■ What you will do ■
Figure out the number of lines in the data that hold the string "Energiezähler". Reply with that figure only.

■ Provided records ■
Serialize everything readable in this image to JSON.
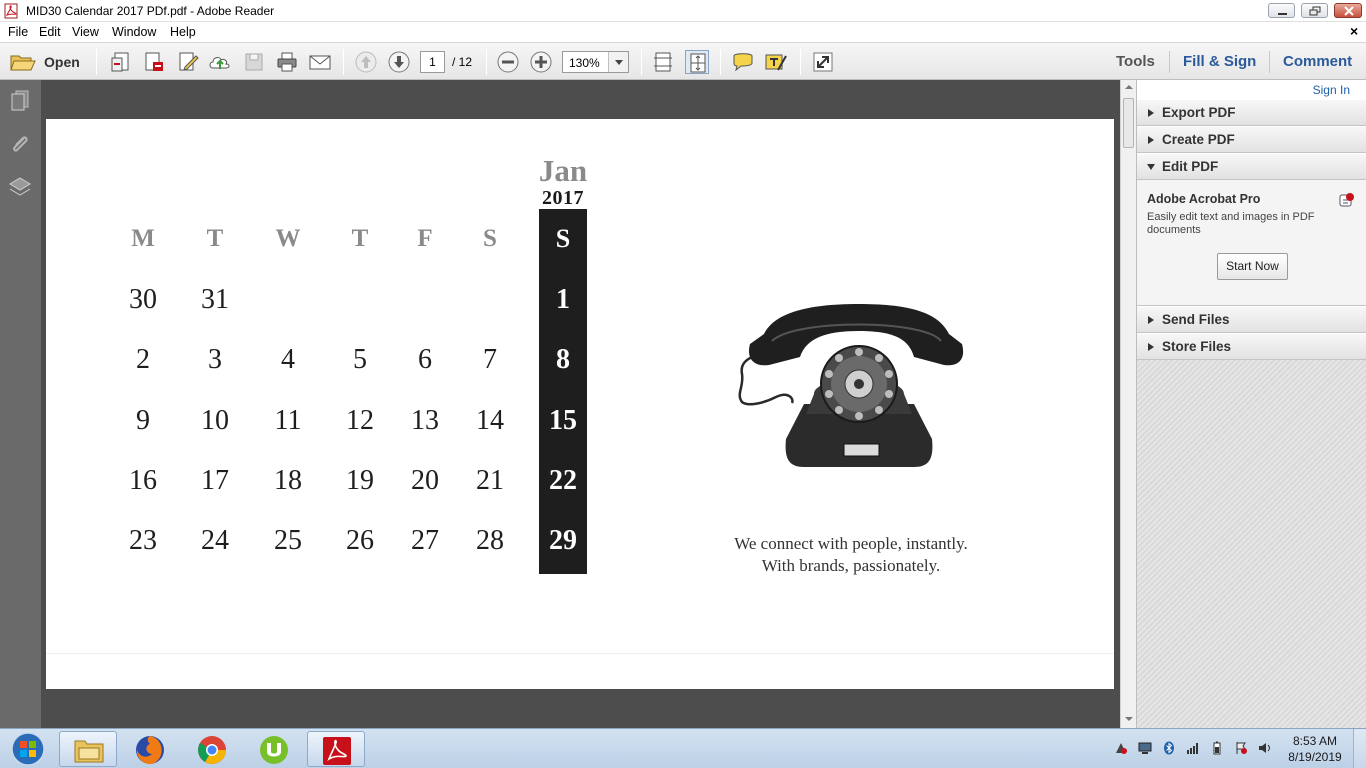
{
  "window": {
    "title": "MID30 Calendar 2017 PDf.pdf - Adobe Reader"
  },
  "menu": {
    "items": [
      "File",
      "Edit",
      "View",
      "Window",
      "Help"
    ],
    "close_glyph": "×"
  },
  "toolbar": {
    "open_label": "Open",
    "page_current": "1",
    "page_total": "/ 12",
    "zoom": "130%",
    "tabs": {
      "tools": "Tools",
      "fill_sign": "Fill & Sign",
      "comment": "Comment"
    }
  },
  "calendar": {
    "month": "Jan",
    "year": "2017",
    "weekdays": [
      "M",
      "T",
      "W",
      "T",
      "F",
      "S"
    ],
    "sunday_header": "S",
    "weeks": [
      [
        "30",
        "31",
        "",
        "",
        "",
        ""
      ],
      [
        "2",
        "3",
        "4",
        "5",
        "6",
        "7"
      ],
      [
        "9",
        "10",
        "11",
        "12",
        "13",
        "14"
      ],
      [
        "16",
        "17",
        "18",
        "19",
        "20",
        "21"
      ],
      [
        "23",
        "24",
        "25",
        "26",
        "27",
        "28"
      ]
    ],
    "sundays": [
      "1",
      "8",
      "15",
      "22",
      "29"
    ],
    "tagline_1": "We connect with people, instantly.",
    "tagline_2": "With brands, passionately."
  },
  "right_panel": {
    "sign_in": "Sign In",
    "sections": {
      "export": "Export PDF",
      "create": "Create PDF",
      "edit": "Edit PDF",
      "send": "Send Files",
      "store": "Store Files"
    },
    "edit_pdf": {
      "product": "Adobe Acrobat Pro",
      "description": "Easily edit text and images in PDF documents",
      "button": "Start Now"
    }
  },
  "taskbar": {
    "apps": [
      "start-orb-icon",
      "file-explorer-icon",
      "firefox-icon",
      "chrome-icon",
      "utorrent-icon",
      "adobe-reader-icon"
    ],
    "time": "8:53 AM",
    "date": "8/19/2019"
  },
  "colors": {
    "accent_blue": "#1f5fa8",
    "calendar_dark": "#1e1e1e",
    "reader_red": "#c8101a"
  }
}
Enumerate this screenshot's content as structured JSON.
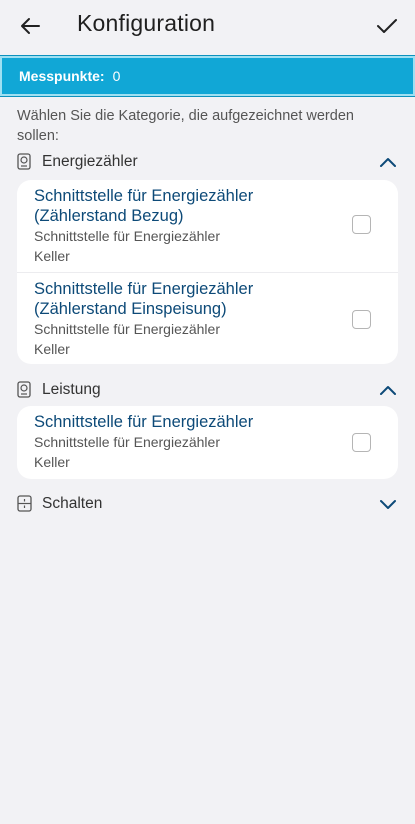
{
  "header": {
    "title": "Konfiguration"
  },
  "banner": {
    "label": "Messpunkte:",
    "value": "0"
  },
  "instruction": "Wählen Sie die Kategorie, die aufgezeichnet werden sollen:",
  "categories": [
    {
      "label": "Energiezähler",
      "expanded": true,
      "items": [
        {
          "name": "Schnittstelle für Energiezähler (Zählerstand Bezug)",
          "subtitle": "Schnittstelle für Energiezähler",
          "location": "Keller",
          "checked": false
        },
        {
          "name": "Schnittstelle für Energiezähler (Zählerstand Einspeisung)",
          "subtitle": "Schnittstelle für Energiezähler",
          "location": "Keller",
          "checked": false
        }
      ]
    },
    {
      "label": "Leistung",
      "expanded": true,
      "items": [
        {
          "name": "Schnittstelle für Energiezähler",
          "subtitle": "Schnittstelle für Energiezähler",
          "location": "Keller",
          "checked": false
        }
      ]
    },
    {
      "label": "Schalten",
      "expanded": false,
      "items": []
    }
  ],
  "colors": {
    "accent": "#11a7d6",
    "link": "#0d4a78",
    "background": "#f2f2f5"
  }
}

■ Task response ■
7